That word, time, seems to becoming ever present. Time. Just take a little time to let that sink in. We haven’t been on holiday, but we have been blessed with time off, to spend time on the more important things. Our lives have had a parenthesis. Time out to decide on how we really want to spend our time. The question isn’t , “will we change?” but how have we changed. We are living in strange times. A before, and an after.

I’ve enjoyed spending some time with you Dear Reader, but it’s time for me to get back into the kitchen and make something lovely for lunch.

The confinement

If ever you weren’t aware, there’s this virus going around, that was named after a light beer, and then the producers of said beer went mad and told the scientific community to get their shit together and give it a name that sounded less like drinking beer out of a bottle through a wedge of lemon. COVID 19 was born.

It seems to be one of those Chinese exports that nobody wants, but it gets through anyway. If you listen to the conspiracy theorists it was created by the French and Chinese as a joint venture, without the joints, and tested on bats first. Maybe there were some joints after all…

I’m not a scientist, nor do I have scientific logic. I’m just a guy who writes stuff and takes a few photos along the way.

Things started off gradually at work. In my corner of France, when the shift starts, everyone says hello. Now the French are a bit weird about this, as they are on quite a few things, and I’m not talking about a drug crazed idea in Wuhan, where Jean Jaques smoked a spliff and got intimate with a bat. The rule is that you must go to each colleague and not only say hello, but shake that person’s hand, otherwise it doesn’t count. The same thing is true of the “bise” and is discussed at great length by a fellow compatriot, a guy called Paul Taylor in a video. I don’t know the bloke, but if you see him, tell him I said hi.

Anyway…

So this hand shaking thing was the first thing to go. And was to be replaced by hand washing and hand sanitiser. Then came the inevitable hand santiser and soap, or just one of the above, discussion. One of my colleagues got quite tetchy about the whole thing. Sharing a coffee together and having a chat at the coffee machine was over. You went to get your precious, and then had to go back to your post where you treat like a ring that makes you invisible and go mad….

Then one Saturday night, the French Pirme Minister, said that all social gatherings were to cease, and places like cafes, restaurants, clubs, and cinemas were to shut. And in one foul swoop, he only went and shut the bloody pub!!! Shit had just got serious.

You have to realise that the pub is not there to give me a place where I can be a socially acceptable alcoholic, but also a place where you can find my social support nechanisms. The people that work there and frequent this marvellous institution, are not just people in a bar, they are my friends.

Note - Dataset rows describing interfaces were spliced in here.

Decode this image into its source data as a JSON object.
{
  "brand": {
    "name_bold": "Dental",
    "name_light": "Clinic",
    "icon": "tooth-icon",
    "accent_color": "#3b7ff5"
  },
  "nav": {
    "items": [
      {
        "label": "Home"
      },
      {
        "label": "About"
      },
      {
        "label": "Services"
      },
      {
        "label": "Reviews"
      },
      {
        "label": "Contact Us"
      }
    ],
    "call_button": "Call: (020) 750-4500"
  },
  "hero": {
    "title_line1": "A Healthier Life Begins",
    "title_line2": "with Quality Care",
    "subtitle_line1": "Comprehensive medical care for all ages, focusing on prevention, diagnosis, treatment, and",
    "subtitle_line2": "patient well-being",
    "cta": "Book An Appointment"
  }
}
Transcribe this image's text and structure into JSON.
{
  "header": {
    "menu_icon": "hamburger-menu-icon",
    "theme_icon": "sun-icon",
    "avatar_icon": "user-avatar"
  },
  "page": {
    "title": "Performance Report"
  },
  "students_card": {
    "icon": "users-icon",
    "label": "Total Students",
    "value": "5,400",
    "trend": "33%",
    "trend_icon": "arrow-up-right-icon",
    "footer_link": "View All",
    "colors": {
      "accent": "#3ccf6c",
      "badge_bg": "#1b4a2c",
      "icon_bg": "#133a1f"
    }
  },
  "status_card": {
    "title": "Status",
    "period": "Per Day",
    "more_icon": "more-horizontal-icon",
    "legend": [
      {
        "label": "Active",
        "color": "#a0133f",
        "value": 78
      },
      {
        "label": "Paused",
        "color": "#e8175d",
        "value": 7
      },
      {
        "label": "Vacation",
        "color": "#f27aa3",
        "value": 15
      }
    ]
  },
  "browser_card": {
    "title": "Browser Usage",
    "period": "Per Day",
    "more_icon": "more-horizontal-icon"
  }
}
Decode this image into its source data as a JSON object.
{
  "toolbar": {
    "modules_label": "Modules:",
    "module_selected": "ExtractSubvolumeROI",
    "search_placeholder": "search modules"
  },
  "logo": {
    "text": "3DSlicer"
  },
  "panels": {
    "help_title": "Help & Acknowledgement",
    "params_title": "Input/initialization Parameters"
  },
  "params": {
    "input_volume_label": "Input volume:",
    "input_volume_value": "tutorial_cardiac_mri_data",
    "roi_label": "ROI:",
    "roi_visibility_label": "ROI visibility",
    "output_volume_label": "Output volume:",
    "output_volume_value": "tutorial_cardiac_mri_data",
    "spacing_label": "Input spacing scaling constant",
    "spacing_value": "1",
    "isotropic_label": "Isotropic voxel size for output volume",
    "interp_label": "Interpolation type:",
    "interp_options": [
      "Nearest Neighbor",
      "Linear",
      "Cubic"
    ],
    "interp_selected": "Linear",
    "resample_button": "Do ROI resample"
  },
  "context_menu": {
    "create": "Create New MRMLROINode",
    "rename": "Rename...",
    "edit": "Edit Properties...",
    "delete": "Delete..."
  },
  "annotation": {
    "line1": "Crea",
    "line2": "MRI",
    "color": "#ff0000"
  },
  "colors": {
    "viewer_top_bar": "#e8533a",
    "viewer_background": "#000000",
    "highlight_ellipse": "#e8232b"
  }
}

I’ll see you guys on the other side of this madness.

That next week, things seemed less funny at work. Social distancing came into fashion, as did saying hi to everyone, by just saying hi to everyone (see above about the handshakebusiness). There had discussions between Unions and Management about how they would treat a possible shutdown of the company of we had to go into confinement, people working from home, and how we would be paid if we couldn’t work from home. But it was still up in the air. People started predicting when it would eventually happen.

It happened on St Patrick’s day at 12pm. We all said goodbye to each other and left work as if we were going on leave, but it was more sinister than that. We didn’t know when we would be coming back, and we weren’t all going on holiday either. We would all be staying at home.

It’s now the 6th of April. We have been on lockdown for exactly 21 days.